Have you ever wondered what kind of research and information goes into an author building a fictional country?
For my newest release (Happy Release Day to me!), I decided to create a fictional country for the setting of In Search of a Prince. You say Brielle Adebayo, a 8th-grade civics teacher, discovers she’s really an African princess and needs to fly to Ọlọrọ Ilé stat. Her grandfather, the king, is dying and needs her to step into his shoes.
Y’all, there was so much I had to think of when building this country. Where to set it globally, what island I wanted to mirror it after, what topographical features I would add, etc.
I also had to set the rules of the monarchy, their government system, and create a culture that felt authentic.
What I did first was pick a culture I wanted to imitate but make changes for the purpose of the story. I chose the Yoruba tribe from Nigeria. It was easy then to set my island in the Gulf of Guinea near the country but mirror it off of the Bioko Island. I then researched colonization of Africa to figure out which country I wanted to use to create the history. I chose France partly for the many years I took it in high school, and also because it was one of the countries that actually influenced certain areas in Africa.
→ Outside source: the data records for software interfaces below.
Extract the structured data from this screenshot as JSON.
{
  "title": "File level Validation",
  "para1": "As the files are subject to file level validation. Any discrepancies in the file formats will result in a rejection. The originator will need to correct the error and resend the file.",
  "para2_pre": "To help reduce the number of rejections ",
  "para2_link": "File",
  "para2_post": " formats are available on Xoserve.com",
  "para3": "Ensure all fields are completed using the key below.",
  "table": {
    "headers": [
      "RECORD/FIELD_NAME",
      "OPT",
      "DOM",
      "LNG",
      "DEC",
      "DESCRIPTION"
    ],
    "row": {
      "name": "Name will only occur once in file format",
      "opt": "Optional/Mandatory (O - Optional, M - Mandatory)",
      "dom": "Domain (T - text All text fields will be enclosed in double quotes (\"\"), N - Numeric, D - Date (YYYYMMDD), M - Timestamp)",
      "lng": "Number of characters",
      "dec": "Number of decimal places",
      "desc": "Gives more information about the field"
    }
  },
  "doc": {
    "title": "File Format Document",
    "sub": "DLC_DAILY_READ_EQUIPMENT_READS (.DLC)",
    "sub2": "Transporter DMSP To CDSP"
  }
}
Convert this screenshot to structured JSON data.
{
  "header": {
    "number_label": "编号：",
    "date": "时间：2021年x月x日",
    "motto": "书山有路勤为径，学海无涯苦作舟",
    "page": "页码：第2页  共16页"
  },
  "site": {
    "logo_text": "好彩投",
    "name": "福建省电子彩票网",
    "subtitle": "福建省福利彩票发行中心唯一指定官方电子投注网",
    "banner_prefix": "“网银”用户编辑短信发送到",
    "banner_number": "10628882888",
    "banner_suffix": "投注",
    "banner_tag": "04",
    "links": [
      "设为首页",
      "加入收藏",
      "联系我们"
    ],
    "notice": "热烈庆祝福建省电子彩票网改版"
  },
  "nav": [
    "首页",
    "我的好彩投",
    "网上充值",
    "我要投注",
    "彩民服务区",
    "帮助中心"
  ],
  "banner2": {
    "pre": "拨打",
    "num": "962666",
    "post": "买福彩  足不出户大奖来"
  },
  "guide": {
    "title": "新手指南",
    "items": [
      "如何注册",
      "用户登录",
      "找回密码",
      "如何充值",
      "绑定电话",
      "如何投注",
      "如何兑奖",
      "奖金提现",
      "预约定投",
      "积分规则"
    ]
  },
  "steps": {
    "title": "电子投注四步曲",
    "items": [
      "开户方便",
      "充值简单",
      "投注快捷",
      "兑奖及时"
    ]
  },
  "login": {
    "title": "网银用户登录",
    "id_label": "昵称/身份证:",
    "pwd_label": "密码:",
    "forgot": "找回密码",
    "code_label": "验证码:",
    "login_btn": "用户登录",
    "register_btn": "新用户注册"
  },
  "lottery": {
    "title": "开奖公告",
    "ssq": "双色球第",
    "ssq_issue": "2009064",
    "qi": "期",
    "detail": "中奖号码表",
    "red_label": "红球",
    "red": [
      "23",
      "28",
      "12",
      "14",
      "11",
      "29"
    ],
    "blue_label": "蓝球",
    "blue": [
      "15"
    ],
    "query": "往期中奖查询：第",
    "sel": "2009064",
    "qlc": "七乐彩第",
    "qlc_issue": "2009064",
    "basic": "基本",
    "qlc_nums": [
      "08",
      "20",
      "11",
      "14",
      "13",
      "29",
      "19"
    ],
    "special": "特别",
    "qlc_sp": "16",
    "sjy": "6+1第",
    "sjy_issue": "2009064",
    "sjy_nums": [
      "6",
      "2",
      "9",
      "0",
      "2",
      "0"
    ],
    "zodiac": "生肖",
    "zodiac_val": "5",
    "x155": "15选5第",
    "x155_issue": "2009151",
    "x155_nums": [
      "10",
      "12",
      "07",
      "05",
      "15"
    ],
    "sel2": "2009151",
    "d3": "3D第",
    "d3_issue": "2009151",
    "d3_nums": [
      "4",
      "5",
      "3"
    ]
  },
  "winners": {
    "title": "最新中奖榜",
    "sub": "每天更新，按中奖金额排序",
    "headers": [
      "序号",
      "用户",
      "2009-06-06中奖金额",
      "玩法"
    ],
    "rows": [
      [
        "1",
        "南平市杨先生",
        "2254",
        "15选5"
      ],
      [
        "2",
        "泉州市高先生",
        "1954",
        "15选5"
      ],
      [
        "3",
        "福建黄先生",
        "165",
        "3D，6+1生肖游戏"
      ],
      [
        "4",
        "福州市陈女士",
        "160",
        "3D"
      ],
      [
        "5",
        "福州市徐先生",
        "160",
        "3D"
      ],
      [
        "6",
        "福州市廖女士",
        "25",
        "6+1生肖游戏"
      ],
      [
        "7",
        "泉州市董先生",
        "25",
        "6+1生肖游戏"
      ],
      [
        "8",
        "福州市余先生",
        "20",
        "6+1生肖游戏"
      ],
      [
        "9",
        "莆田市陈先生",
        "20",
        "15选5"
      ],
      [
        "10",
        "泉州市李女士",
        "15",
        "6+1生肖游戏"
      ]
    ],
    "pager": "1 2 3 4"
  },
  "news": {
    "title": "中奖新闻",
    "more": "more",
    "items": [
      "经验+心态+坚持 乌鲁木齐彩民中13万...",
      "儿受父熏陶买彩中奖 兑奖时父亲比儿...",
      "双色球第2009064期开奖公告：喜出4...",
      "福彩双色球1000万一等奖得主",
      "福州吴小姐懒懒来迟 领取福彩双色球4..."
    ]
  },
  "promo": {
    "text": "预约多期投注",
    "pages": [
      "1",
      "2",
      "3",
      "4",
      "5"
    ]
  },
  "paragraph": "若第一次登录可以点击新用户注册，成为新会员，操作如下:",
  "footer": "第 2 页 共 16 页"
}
The Yoruba culture helped for inspiration of food, dress, customs, etc. I made some tweaks because this is a monarch and Nigeria is not. I also renamed the language so that when I added words that weren’t Yoruba, no one would be confused. But wow, it took a lot of research, more than I ever imagined as questions popped up here and there.
Overall, I’m satisfied with how it turned out and learned some lessons that will help me if I ever choose to create a new country again. Today is release day which means you can now read In Search of a Prince and discover the world I created, knowing it is based on real places.
I’d like to gift one paperback to a random winner. In order to gain entry, leave a comment telling me your favorite place to travel to. Please comment by 2/4/22 by 11:59pm EST to gain entry. (US mailing address only can gain a signed copy. If you’re international, you can get a book if BookDepository delivers to you but it won’t be signed)